CD’s copy of Johann Gottlob von Kurr’s Untersuchungen über die Bedeutung der Nektarien in den Blumen (Investigation of the significance of the nectaries of flowers; Kurr 1833) is extensively annotated, with a separate abstract of the book (see Marginalia 1: 472–4). The publisher was Friedrich Henne’sche Buchhandlung of Stuttgart.
See letter from Hermann Müller, 19 May 1873. Müller was interested in an article by Alfred William Bennett on fertilisation in Viola tricolor (A. W. Bennett 1873a). The editor of Nature was Joseph Norman Lockyer. Müller contributed many articles to Nature between 1874 and 1883.
Glyceria fluitans is an aquatic perennial grass (see letter from Hermann Müller, 27 May 1873 and n. 1). Poa annua is a meadow-grass.


Baker, Herbert G. 1986. Yuccas and Yucca moths–a historical commentary. Annals of the Missouri Botanical Garden 73: 556–64.

Cross and self fertilisation: The effects of cross and self fertilisation in the vegetable kingdom. By Charles Darwin. London: John Murray. 1876.

Kurr, Johann Gottlob von. 1833. Untersuchungen über die Bedeutung der Nektarien in den Blumen: auf eigene Beobachtungen und Versuche gegründet. Stuttgart: Henneschen Buchhandlung.

Marginalia: Charles Darwin’s marginalia. Edited by Mario A. Di Gregorio with the assistance of Nicholas W. Gill. Vol. 1. New York and London: Garland Publishing. 1990.

Müller, Hermann. 1873. Die Befruchtung der Blumen durch Insekten und die gegenseitigen Anpassungen beider. Ein Beitrag zur Erkenntniss des ursächlichen Zusammenhanges in der organischen Natur. Leipzig: Wilhelm Engelmann.
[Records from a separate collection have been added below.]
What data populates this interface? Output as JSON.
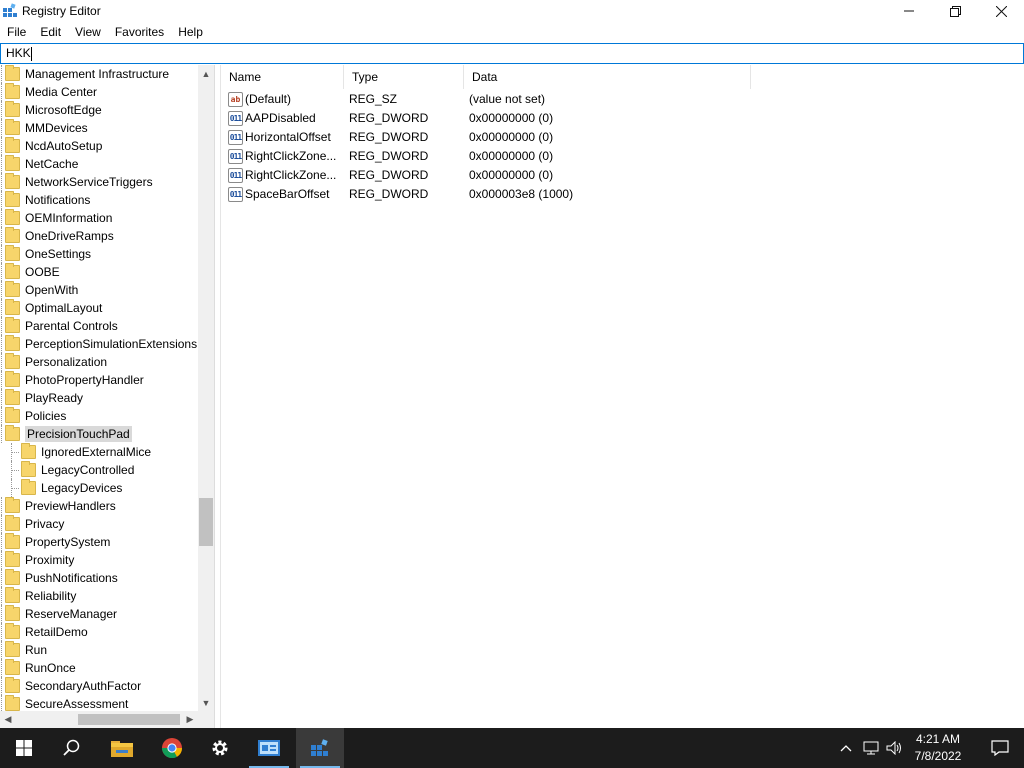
{
  "window": {
    "title": "Registry Editor",
    "minimize_icon": "minimize-icon",
    "maximize_icon": "restore-icon",
    "close_icon": "close-icon"
  },
  "menu": [
    "File",
    "Edit",
    "View",
    "Favorites",
    "Help"
  ],
  "address": {
    "value": "HKK"
  },
  "tree": {
    "items": [
      {
        "label": "Management Infrastructure",
        "level": 0
      },
      {
        "label": "Media Center",
        "level": 0
      },
      {
        "label": "MicrosoftEdge",
        "level": 0
      },
      {
        "label": "MMDevices",
        "level": 0
      },
      {
        "label": "NcdAutoSetup",
        "level": 0
      },
      {
        "label": "NetCache",
        "level": 0
      },
      {
        "label": "NetworkServiceTriggers",
        "level": 0
      },
      {
        "label": "Notifications",
        "level": 0
      },
      {
        "label": "OEMInformation",
        "level": 0
      },
      {
        "label": "OneDriveRamps",
        "level": 0
      },
      {
        "label": "OneSettings",
        "level": 0
      },
      {
        "label": "OOBE",
        "level": 0
      },
      {
        "label": "OpenWith",
        "level": 0
      },
      {
        "label": "OptimalLayout",
        "level": 0
      },
      {
        "label": "Parental Controls",
        "level": 0
      },
      {
        "label": "PerceptionSimulationExtensions",
        "level": 0
      },
      {
        "label": "Personalization",
        "level": 0
      },
      {
        "label": "PhotoPropertyHandler",
        "level": 0
      },
      {
        "label": "PlayReady",
        "level": 0
      },
      {
        "label": "Policies",
        "level": 0
      },
      {
        "label": "PrecisionTouchPad",
        "level": 0,
        "selected": true
      },
      {
        "label": "IgnoredExternalMice",
        "level": 1
      },
      {
        "label": "LegacyControlled",
        "level": 1
      },
      {
        "label": "LegacyDevices",
        "level": 1
      },
      {
        "label": "PreviewHandlers",
        "level": 0
      },
      {
        "label": "Privacy",
        "level": 0
      },
      {
        "label": "PropertySystem",
        "level": 0
      },
      {
        "label": "Proximity",
        "level": 0
      },
      {
        "label": "PushNotifications",
        "level": 0
      },
      {
        "label": "Reliability",
        "level": 0
      },
      {
        "label": "ReserveManager",
        "level": 0
      },
      {
        "label": "RetailDemo",
        "level": 0
      },
      {
        "label": "Run",
        "level": 0
      },
      {
        "label": "RunOnce",
        "level": 0
      },
      {
        "label": "SecondaryAuthFactor",
        "level": 0
      },
      {
        "label": "SecureAssessment",
        "level": 0
      }
    ]
  },
  "values": {
    "columns": [
      "Name",
      "Type",
      "Data"
    ],
    "rows": [
      {
        "icon": "string-value-icon",
        "name": "(Default)",
        "type": "REG_SZ",
        "data": "(value not set)"
      },
      {
        "icon": "dword-value-icon",
        "name": "AAPDisabled",
        "type": "REG_DWORD",
        "data": "0x00000000 (0)"
      },
      {
        "icon": "dword-value-icon",
        "name": "HorizontalOffset",
        "type": "REG_DWORD",
        "data": "0x00000000 (0)"
      },
      {
        "icon": "dword-value-icon",
        "name": "RightClickZone...",
        "type": "REG_DWORD",
        "data": "0x00000000 (0)"
      },
      {
        "icon": "dword-value-icon",
        "name": "RightClickZone...",
        "type": "REG_DWORD",
        "data": "0x00000000 (0)"
      },
      {
        "icon": "dword-value-icon",
        "name": "SpaceBarOffset",
        "type": "REG_DWORD",
        "data": "0x000003e8 (1000)"
      }
    ],
    "string_icon_text": "ab",
    "dword_icon_text": "011"
  },
  "taskbar": {
    "apps": [
      "start-icon",
      "search-icon",
      "file-explorer-icon",
      "chrome-icon",
      "settings-icon",
      "control-panel-icon",
      "registry-editor-icon"
    ],
    "time": "4:21 AM",
    "date": "7/8/2022",
    "accent": "#76b9ed"
  }
}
Riley, Charles Valentine. 1869–77. Annual reports on the noxious, beneficial, and other, insects of the State of Missouri. Jefferson City, Mo.: Regan & Edwards, public printer [and others].


Reports on insects fertilising Viola tricolor and on the fertilisation of the two wild forms [see Cross and self-fertilisation, p. 124 n., 125].

Letter details

Letter no.
Heinrich Ludwig Hermann (Hermann) Müller
Charles Robert Darwin
Sent from
Source of text
DAR 77: 154–5
Physical description
3pp †

Please cite as

Darwin Correspondence Project, “Letter no. 8941,” accessed on 20 October 2021,

Also published in The Correspondence of Charles Darwin, vol. 21